This thesis investigates how the family and the media function in the socialization process. More specifically, how these agents of socialization interact to affect how a female forms her gender-role values. The sample consisted of both college and non-college females to determine how education would influence one's acceptance or rejection of the gender-role values that are transmitted by both the family and the media. 18 women were interviewed (10 college, 8 non-college). The questions of this study were designed to establish the extent to which the family and the media had influenced a female's gender-role values. These questions focused specifically on how gender-roles were defined in one's family, family relationships, interaction with media, and one's opinions on the media. Results revealed that there were a number of inconsistencies in the data. While there were a number of additional findings, this study was inconclusive. If the significance of this relationship is to be established, future research must employ a more effective research instrument, such as a longitudinal study which observes females from childhood to young adulthood .


Horowitz, Sheryl


Sociology and Anthropology

Publication Date


Degree Granted

Bachelor of Arts

Document Type

Senior Independent Study Thesis
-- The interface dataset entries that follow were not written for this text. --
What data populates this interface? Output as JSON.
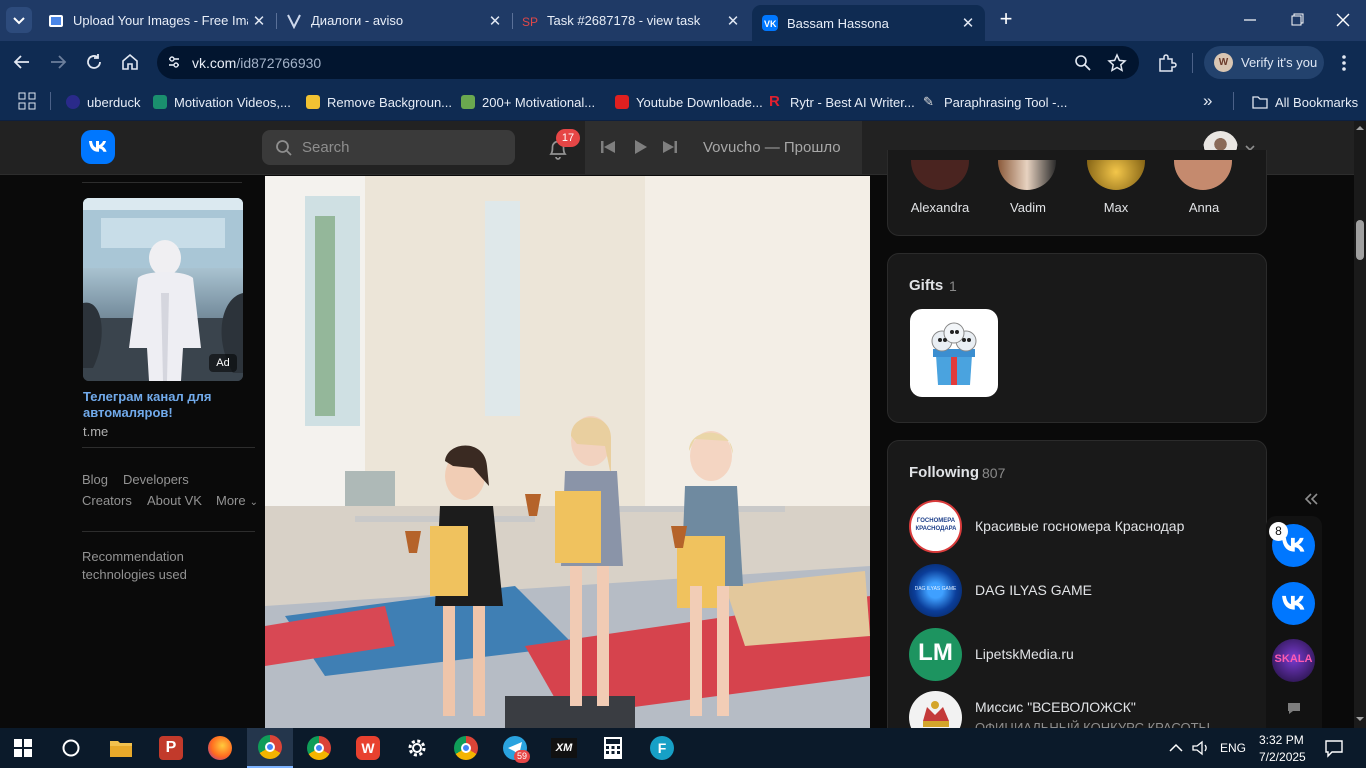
{
  "browser": {
    "tabs": [
      {
        "title": "Upload Your Images - Free Imag",
        "icon": "image-host-icon"
      },
      {
        "title": "Диалоги - aviso",
        "icon": "aviso-icon"
      },
      {
        "title": "Task #2687178 - view task",
        "icon": "sp-icon"
      },
      {
        "title": "Bassam Hassona",
        "icon": "vk-icon",
        "active": true
      }
    ],
    "url_host": "vk.com",
    "url_path": "/id872766930",
    "verify_label": "Verify it's you",
    "verify_initial": "W",
    "bookmarks": [
      {
        "label": "uberduck",
        "color": "#2a2a8a"
      },
      {
        "label": "Motivation Videos,...",
        "color": "#1a8f6e"
      },
      {
        "label": "Remove Backgroun...",
        "color": "#f1c232"
      },
      {
        "label": "200+ Motivational...",
        "color": "#6aa84f"
      },
      {
        "label": "Youtube Downloade...",
        "color": "#e02020"
      },
      {
        "label": "Rytr - Best AI Writer...",
        "color": "#e0202f"
      },
      {
        "label": "Paraphrasing Tool -...",
        "color": "#dddddd"
      }
    ],
    "all_bookmarks": "All Bookmarks"
  },
  "vk": {
    "search_placeholder": "Search",
    "notifications": "17",
    "player_track": "Vovucho — Прошло",
    "left": {
      "ad_badge": "Ad",
      "ad_title": "Телеграм канал для автомаляров!",
      "ad_domain": "t.me",
      "links": [
        "Blog",
        "Developers",
        "Creators",
        "About VK",
        "More"
      ],
      "recommendation": "Recommendation technologies used"
    },
    "friends": [
      "Alexandra",
      "Vadim",
      "Max",
      "Anna"
    ],
    "gifts": {
      "title": "Gifts",
      "count": "1"
    },
    "following": {
      "title": "Following",
      "count": "807",
      "items": [
        {
          "name": "Красивые госномера Краснодар",
          "avatar_text": "ГОСНОМЕРА\nКРАСНОДАРА"
        },
        {
          "name": "DAG ILYAS GAME",
          "avatar_text": "DAG ILYAS GAME"
        },
        {
          "name": "LipetskMedia.ru",
          "avatar_text": "LM"
        },
        {
          "name": "Миссис \"ВСЕВОЛОЖСК\"",
          "subtitle": "ОФИЦИАЛЬНЫЙ КОНКУРС КРАСОТЫ"
        }
      ]
    },
    "rail": {
      "badge": "8",
      "skala": "SKALA"
    }
  },
  "taskbar": {
    "telegram_badge": "59",
    "lang": "ENG",
    "time": "3:32 PM",
    "date": "7/2/2025"
  },
  "colors": {
    "vk_blue": "#0077ff",
    "chrome_frame": "#1f3a66",
    "chrome_toolbar": "#0f2b52",
    "badge_red": "#e64646"
  }
}
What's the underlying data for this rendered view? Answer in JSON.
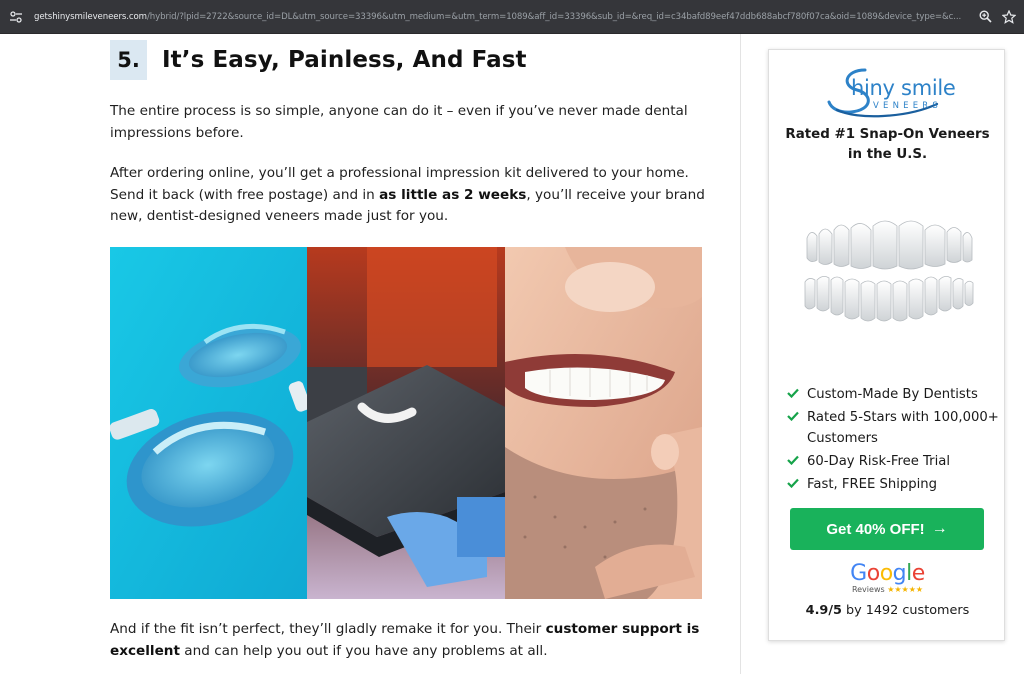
{
  "browser": {
    "url_domain": "getshinysmileveneers.com",
    "url_rest": "/hybrid/?lpid=2722&source_id=DL&utm_source=33396&utm_medium=&utm_term=1089&aff_id=33396&sub_id=&req_id=c34bafd89eef47ddb688abcf780f07ca&oid=1089&device_type=&c...",
    "icons": [
      "tune-icon",
      "zoom-icon",
      "star-icon"
    ]
  },
  "article": {
    "section_number": "5.",
    "section_title": "It’s Easy, Painless, And Fast",
    "p1": "The entire process is so simple, anyone can do it – even if you’ve never made dental impressions before.",
    "p2_a": "After ordering online, you’ll get a professional impression kit delivered to your home. Send it back (with free postage) and in ",
    "p2_bold": "as little as 2 weeks",
    "p2_b": ", you’ll receive your brand new, dentist-designed veneers made just for you.",
    "p3_a": "And if the fit isn’t perfect, they’ll gladly remake it for you. Their ",
    "p3_bold": "customer support is excellent",
    "p3_b": " and can help you out if you have any problems at all.",
    "images": [
      "dental-impression-trays-image",
      "3d-printed-veneers-image",
      "smiling-man-image"
    ]
  },
  "sidebar": {
    "logo_text": "hiny smile",
    "logo_sub": "VENEERS",
    "rated_line1": "Rated #1 Snap-On Veneers",
    "rated_line2": "in the U.S.",
    "features": [
      "Custom-Made By Dentists",
      "Rated 5-Stars with 100,000+ Customers",
      "60-Day Risk-Free Trial",
      "Fast, FREE Shipping"
    ],
    "cta_label": "Get 40% OFF!",
    "cta_arrow": "→",
    "google_word": [
      "G",
      "o",
      "o",
      "g",
      "l",
      "e"
    ],
    "google_colors": [
      "#4285f4",
      "#ea4335",
      "#fbbc05",
      "#4285f4",
      "#34a853",
      "#ea4335"
    ],
    "google_reviews": "Reviews",
    "google_stars": "★★★★★",
    "rating_value": "4.9/5",
    "rating_text": " by 1492 customers",
    "accent": "#19b25b",
    "brand_blue": "#2d82c8"
  }
}
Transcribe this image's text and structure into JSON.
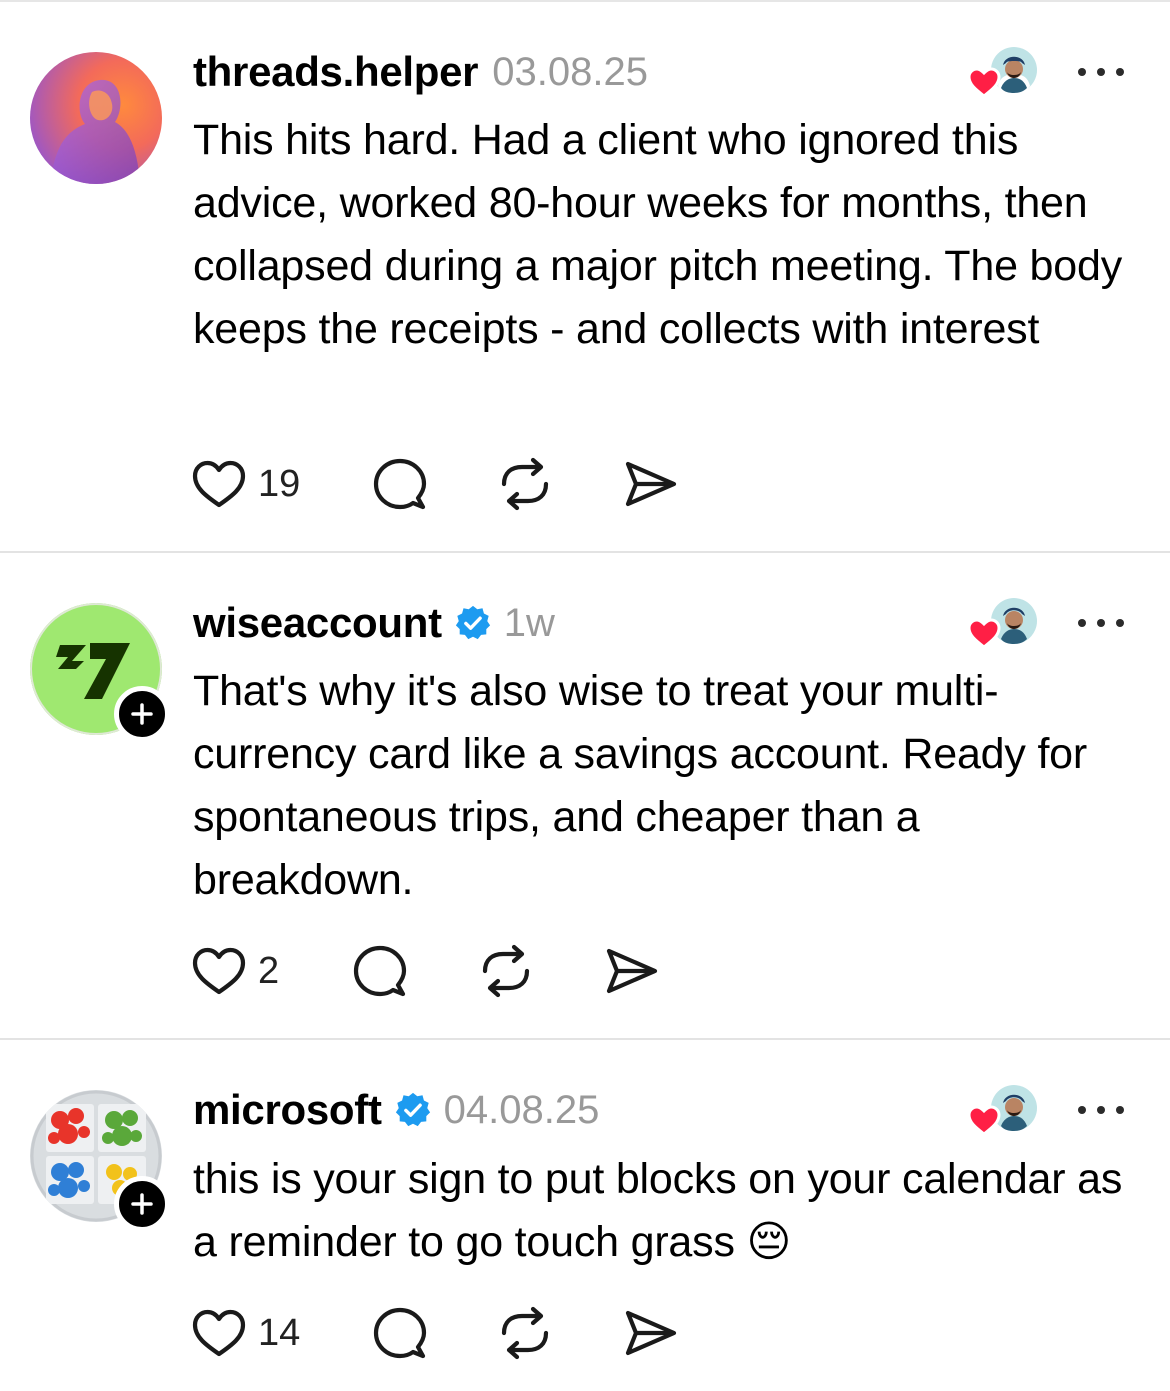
{
  "posts": [
    {
      "username": "threads.helper",
      "verified": false,
      "timestamp": "03.08.25",
      "follow_plus": false,
      "text": "This hits hard. Had a client who ignored this advice, worked 80-hour weeks for months, then collapsed during a major pitch meeting. The body keeps the receipts - and collects with interest",
      "likes": "19",
      "avatar_icon": "avatar-photo-purple-orange"
    },
    {
      "username": "wiseaccount",
      "verified": true,
      "timestamp": "1w",
      "follow_plus": true,
      "text": "That's why it's also wise to treat your multi-currency card like a savings account. Ready for spontaneous trips, and cheaper than a breakdown.",
      "likes": "2",
      "avatar_icon": "wise-logo"
    },
    {
      "username": "microsoft",
      "verified": true,
      "timestamp": "04.08.25",
      "follow_plus": true,
      "text": "this is your sign to put blocks on your calendar as a reminder to go touch grass 😔",
      "likes": "14",
      "avatar_icon": "microsoft-flower-blocks"
    }
  ],
  "colors": {
    "verified": "#1d9bf0",
    "heart_red": "#ff1f45",
    "wise_green": "#9fe870",
    "wise_dark": "#163300",
    "timestamp_gray": "#999999"
  },
  "icons": {
    "like": "heart-outline-icon",
    "reply": "speech-bubble-icon",
    "repost": "repost-icon",
    "share": "send-icon",
    "more": "more-dots-icon",
    "liked_by": "liked-by-avatar-heart"
  }
}
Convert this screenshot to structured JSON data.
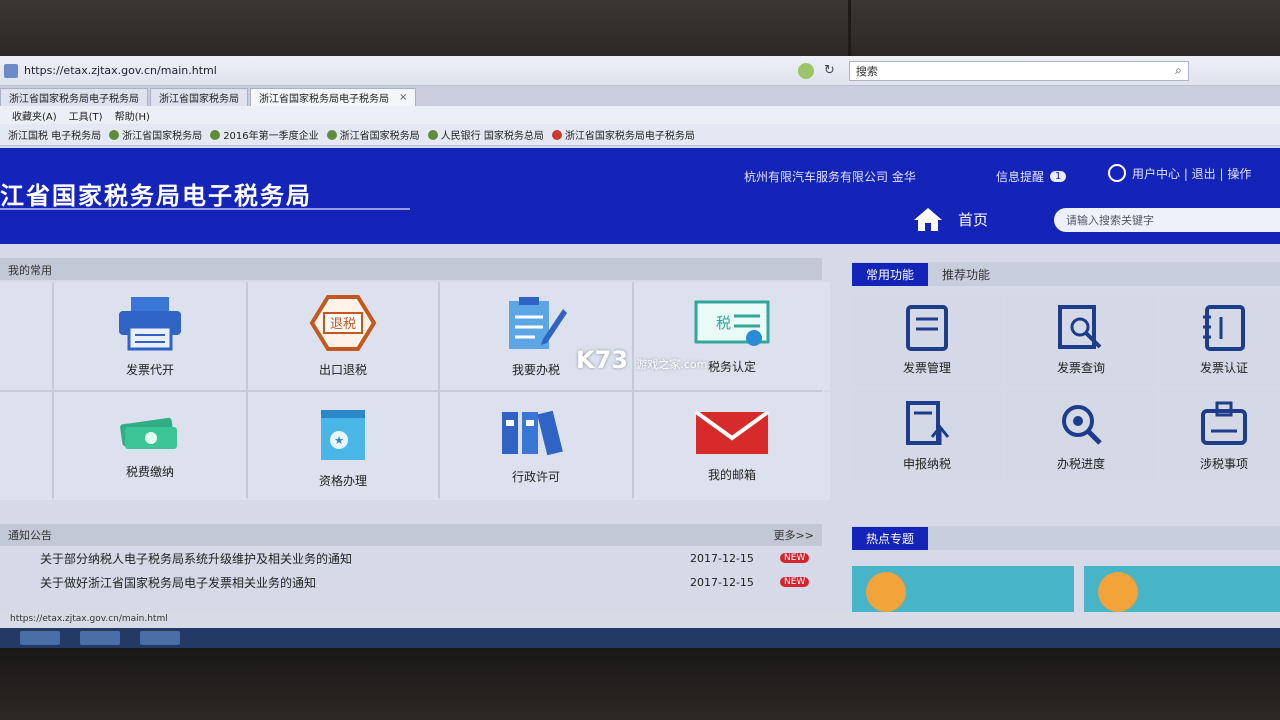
{
  "browser": {
    "url": "https://etax.zjtax.gov.cn/main.html",
    "search_placeholder": "搜索",
    "tabs": [
      "浙江省国家税务局电子税务局",
      "浙江省国家税务局",
      "浙江省国家税务局电子税务局"
    ],
    "menu": [
      "收藏夹(A)",
      "工具(T)",
      "帮助(H)"
    ],
    "favorites": [
      "浙江国税 电子税务局",
      "浙江省国家税务局",
      "2016年第一季度企业",
      "浙江省国家税务局",
      "人民银行 国家税务总局",
      "浙江省国家税务局电子税务局"
    ],
    "status_url": "https://etax.zjtax.gov.cn/main.html"
  },
  "header": {
    "title": "江省国家税务局电子税务局",
    "company": "杭州有限汽车服务有限公司 金华",
    "messages_label": "信息提醒",
    "messages_count": "1",
    "user_center": "用户中心 | 退出 | 操作",
    "home_label": "首页",
    "search_placeholder": "请输入搜索关键字"
  },
  "common": {
    "section_label": "我的常用",
    "items": [
      {
        "label": "发票代开",
        "icon": "printer-icon"
      },
      {
        "label": "出口退税",
        "icon": "tax-refund-icon"
      },
      {
        "label": "我要办税",
        "icon": "form-edit-icon"
      },
      {
        "label": "税务认定",
        "icon": "tax-certificate-icon"
      },
      {
        "label": "税费缴纳",
        "icon": "money-icon"
      },
      {
        "label": "资格办理",
        "icon": "certificate-book-icon"
      },
      {
        "label": "行政许可",
        "icon": "binders-icon"
      },
      {
        "label": "我的邮箱",
        "icon": "mail-icon"
      }
    ]
  },
  "right": {
    "tabs": [
      "常用功能",
      "推荐功能"
    ],
    "items": [
      {
        "label": "发票管理",
        "icon": "invoice-icon"
      },
      {
        "label": "发票查询",
        "icon": "search-doc-icon"
      },
      {
        "label": "发票认证",
        "icon": "notebook-icon"
      },
      {
        "label": "申报纳税",
        "icon": "upload-doc-icon"
      },
      {
        "label": "办税进度",
        "icon": "magnifier-icon"
      },
      {
        "label": "涉税事项",
        "icon": "badge-icon"
      }
    ]
  },
  "notices": {
    "section_label": "通知公告",
    "more_label": "更多>>",
    "rows": [
      {
        "title": "关于部分纳税人电子税务局系统升级维护及相关业务的通知",
        "date": "2017-12-15",
        "badge": "NEW"
      },
      {
        "title": "关于做好浙江省国家税务局电子发票相关业务的通知",
        "date": "2017-12-15",
        "badge": "NEW"
      }
    ]
  },
  "hot": {
    "label": "热点专题"
  },
  "watermark": {
    "brand": "K73",
    "sub": "游戏之家",
    "domain": ".com"
  },
  "colors": {
    "header_blue": "#1424b8",
    "badge_red": "#d6232e"
  }
}
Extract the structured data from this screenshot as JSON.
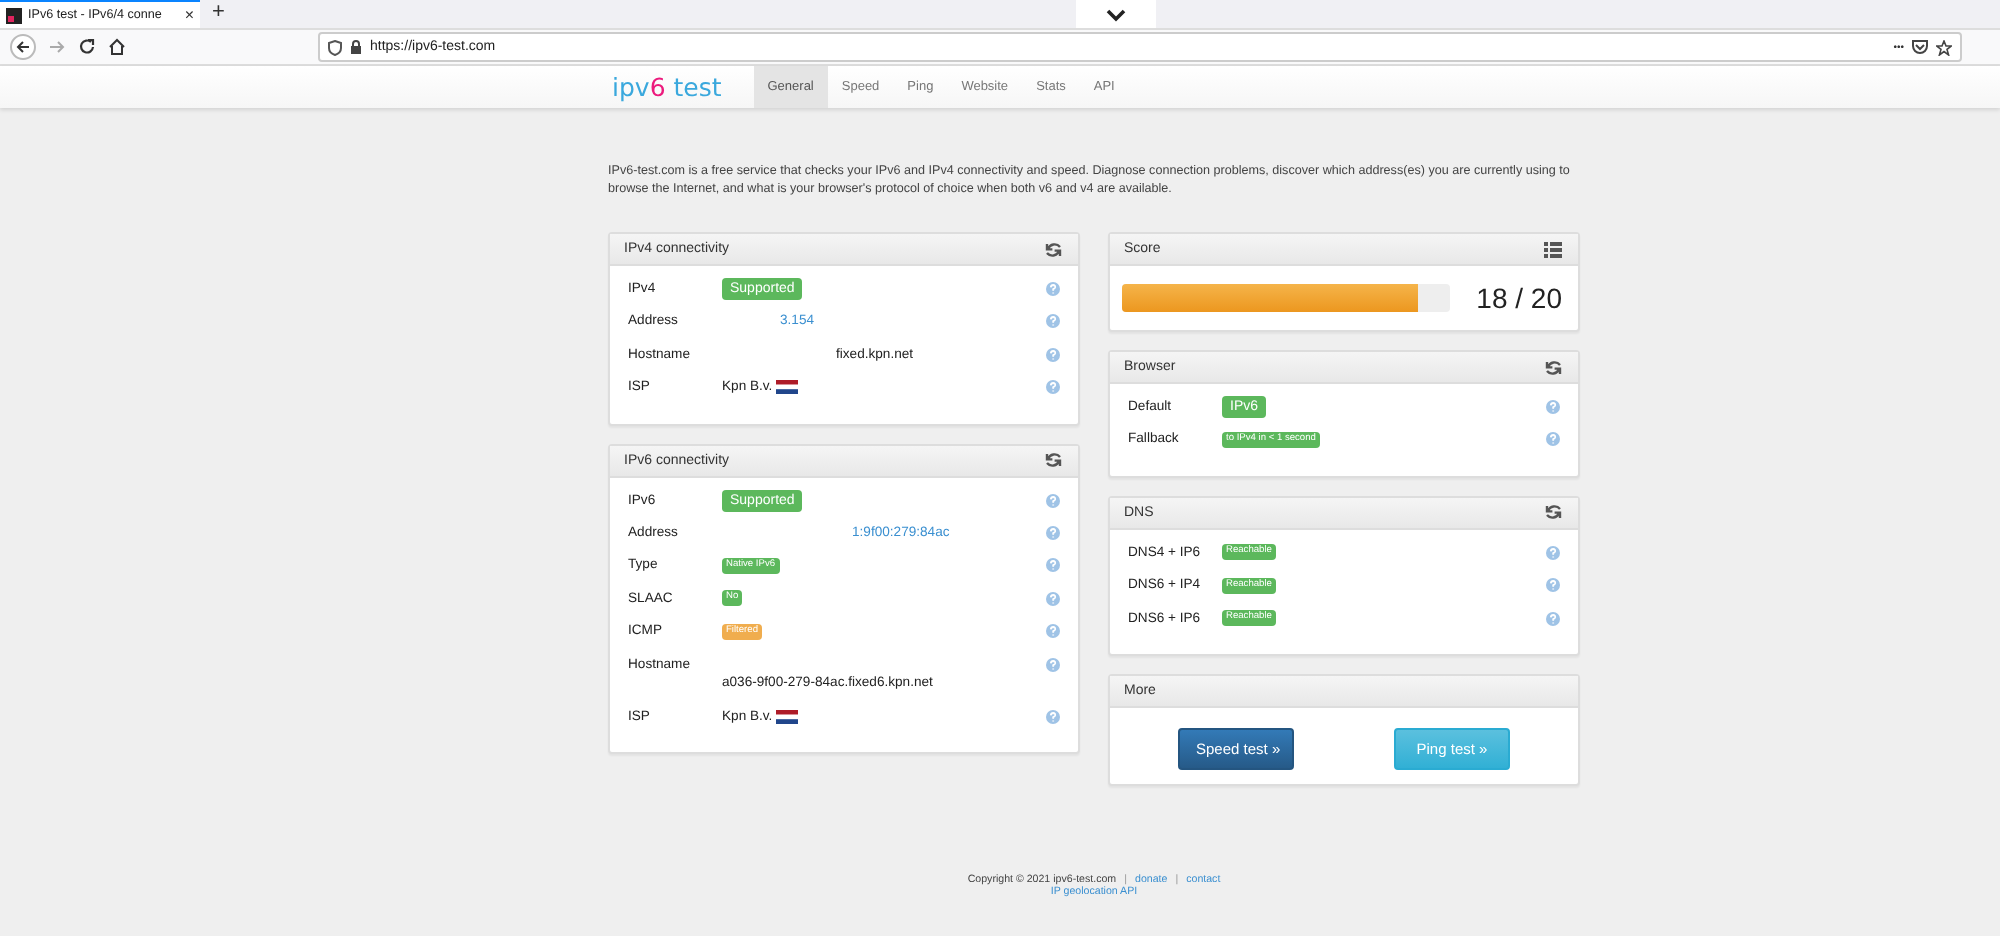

Available for download on Thursday, January 01, 2150

Request Access



© Copyright 1994 Janice Abud